Back in the school I attended in Zimbabwe, there were two groups of boys: those who worked very hard because they were trying to get out of poverty and those who didn't work hard because school was about schola, an ancient Greek word that means education as leisure, as time spent enjoying the slow accumulation of knowledge and cultivating close friendships with talented teachers—this sort of thing. The boys who worried about grades, who saw the classroom as a battlefield of competition (make or break), who were all study and no play were actually looked down upon by those who experienced education as sheer schola.

It was the poor and desperate students who memorized pages upon pages of Jane Austen and chemistry books, while the students who didn't need to panic about the future (college in a Western country was guaranteed—indeed, getting into Oxford was seen as a sign of low status, because only those who got straight-As were admitted into that university, and you only got straight-As by not enjoying your education), read books for the pleasure or learned about plants because they were interested in that area of biology. It was a shame to say something like: I'm studying because I want to be a doctor, so that one day I can make lots of money and raise the status of my family.

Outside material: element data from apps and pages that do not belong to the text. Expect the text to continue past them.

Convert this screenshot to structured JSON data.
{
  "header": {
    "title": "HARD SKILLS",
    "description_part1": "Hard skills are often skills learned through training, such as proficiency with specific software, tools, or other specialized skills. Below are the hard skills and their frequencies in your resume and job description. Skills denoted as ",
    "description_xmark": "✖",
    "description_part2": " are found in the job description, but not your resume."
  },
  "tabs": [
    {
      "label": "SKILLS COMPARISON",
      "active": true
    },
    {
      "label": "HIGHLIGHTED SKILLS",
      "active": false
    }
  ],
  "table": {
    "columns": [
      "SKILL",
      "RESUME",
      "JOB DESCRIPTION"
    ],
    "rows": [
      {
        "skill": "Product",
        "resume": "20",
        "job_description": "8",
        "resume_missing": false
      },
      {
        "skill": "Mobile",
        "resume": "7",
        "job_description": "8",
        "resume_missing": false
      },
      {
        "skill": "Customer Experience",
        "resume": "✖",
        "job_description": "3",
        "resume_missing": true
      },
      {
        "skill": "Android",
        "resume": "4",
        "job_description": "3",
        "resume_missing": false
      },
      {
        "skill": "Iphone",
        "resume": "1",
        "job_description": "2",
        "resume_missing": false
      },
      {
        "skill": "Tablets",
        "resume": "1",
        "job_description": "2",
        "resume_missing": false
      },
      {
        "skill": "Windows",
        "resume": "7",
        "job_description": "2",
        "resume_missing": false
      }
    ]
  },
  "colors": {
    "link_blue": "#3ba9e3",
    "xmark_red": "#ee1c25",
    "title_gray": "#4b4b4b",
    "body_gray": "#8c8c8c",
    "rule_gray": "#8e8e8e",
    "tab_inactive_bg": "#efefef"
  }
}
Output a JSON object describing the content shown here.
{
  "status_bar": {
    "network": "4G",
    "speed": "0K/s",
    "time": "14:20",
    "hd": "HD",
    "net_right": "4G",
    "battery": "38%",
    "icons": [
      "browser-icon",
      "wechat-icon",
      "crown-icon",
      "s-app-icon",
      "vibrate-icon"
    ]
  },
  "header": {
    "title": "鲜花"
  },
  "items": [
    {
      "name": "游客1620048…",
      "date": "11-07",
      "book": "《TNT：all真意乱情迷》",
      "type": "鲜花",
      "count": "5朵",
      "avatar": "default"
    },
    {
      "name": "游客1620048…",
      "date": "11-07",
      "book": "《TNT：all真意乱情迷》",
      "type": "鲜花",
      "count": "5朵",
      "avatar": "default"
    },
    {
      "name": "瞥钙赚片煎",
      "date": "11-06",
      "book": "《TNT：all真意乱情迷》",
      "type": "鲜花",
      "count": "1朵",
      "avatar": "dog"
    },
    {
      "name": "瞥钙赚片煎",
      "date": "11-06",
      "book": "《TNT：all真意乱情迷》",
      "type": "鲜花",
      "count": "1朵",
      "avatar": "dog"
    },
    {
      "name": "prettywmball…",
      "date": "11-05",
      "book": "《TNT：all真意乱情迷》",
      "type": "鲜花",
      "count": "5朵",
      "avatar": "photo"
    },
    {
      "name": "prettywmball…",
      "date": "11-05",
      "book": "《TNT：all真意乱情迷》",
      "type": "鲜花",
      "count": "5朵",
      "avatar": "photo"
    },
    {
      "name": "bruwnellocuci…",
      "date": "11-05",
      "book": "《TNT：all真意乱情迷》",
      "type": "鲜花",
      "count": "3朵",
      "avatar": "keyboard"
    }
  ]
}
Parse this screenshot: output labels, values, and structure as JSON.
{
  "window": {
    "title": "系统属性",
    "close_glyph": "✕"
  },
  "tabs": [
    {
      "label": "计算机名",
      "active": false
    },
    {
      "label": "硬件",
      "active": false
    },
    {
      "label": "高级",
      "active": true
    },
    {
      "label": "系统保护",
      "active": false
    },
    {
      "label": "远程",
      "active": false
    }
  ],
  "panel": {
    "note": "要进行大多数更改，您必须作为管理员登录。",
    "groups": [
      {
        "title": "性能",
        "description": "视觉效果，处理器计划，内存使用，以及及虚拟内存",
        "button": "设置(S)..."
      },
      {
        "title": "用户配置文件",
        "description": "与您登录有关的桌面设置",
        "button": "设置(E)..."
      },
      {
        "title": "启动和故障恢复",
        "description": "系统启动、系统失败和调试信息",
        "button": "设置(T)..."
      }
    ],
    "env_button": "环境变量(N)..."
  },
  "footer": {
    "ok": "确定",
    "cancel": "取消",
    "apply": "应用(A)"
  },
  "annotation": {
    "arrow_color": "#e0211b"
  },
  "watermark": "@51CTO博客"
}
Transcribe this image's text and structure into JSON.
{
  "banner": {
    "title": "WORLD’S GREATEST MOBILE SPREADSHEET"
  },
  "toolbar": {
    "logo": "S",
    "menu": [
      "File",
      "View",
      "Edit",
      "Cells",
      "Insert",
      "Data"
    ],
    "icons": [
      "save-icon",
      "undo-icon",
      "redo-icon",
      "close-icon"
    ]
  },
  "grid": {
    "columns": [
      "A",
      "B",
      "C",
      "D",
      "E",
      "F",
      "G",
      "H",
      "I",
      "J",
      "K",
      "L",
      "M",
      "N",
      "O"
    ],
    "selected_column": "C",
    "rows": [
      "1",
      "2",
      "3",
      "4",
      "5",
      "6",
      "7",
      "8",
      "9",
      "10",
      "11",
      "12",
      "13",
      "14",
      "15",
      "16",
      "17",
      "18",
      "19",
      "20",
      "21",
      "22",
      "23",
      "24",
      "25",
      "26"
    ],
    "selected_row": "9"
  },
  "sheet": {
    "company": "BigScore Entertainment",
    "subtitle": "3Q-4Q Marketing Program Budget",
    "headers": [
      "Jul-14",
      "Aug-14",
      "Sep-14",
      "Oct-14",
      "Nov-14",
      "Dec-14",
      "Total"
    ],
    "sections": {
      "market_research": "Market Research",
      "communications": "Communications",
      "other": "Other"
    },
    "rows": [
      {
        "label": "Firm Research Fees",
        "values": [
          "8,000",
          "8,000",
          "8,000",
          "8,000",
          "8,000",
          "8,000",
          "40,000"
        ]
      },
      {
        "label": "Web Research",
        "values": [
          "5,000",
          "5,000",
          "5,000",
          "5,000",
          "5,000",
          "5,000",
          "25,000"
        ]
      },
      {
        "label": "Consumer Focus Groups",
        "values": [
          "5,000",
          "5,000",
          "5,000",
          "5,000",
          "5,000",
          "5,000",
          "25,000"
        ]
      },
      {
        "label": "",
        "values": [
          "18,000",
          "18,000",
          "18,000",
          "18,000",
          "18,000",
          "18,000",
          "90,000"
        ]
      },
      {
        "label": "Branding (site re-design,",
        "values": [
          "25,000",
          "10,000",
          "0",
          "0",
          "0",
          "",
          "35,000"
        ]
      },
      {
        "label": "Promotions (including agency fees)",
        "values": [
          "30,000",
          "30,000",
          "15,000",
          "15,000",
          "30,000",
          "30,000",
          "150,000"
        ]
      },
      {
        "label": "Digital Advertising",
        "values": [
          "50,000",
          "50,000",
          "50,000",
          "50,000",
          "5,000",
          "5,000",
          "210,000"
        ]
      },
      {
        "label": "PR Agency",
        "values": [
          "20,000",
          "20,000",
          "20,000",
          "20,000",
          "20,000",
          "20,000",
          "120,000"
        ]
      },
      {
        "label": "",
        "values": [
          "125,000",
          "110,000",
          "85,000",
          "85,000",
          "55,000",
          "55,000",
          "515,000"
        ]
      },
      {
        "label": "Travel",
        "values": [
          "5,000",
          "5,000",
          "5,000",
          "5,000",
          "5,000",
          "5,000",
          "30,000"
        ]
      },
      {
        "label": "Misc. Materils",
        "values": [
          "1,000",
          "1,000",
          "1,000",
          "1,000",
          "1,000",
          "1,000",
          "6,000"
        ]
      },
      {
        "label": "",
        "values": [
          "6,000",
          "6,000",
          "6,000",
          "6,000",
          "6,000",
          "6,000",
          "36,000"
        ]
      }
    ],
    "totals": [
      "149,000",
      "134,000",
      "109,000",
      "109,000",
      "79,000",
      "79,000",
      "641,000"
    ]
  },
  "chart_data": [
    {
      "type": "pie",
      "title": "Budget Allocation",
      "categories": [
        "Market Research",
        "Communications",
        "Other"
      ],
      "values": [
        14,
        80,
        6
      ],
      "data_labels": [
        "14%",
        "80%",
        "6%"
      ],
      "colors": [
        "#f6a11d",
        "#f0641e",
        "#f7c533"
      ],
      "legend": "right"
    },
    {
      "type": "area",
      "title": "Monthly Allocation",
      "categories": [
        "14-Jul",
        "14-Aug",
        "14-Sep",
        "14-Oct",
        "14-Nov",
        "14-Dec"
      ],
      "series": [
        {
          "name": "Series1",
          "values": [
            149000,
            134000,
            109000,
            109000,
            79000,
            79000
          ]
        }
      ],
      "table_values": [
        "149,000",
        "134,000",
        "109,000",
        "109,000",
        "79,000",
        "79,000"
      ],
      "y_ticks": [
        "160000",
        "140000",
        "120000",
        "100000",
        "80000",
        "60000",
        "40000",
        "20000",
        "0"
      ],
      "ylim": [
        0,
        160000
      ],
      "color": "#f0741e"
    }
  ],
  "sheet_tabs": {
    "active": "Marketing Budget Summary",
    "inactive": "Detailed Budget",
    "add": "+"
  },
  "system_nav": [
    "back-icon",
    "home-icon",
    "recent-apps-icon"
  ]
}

So, one: Working hard in school deserves respect (my immigrant side). Two: I think an education should not be seen as an instrument, or investment, or something useful (my Zimbabwean side). But I'm a Hegelian, and so a third moment is possible: What we need then is a system that does not instrumentalize eduction. If you are a poet, you should become one. If you are a doctor, you should become one. And the less your class position determines what you want to become, the better for all. The function of human governing is to limit the effects of class on a subject's spiritual development. The ideal: An education should be about a calling in the wonderful wilderness of what Hegel describes as the "spiritual animal kingdom."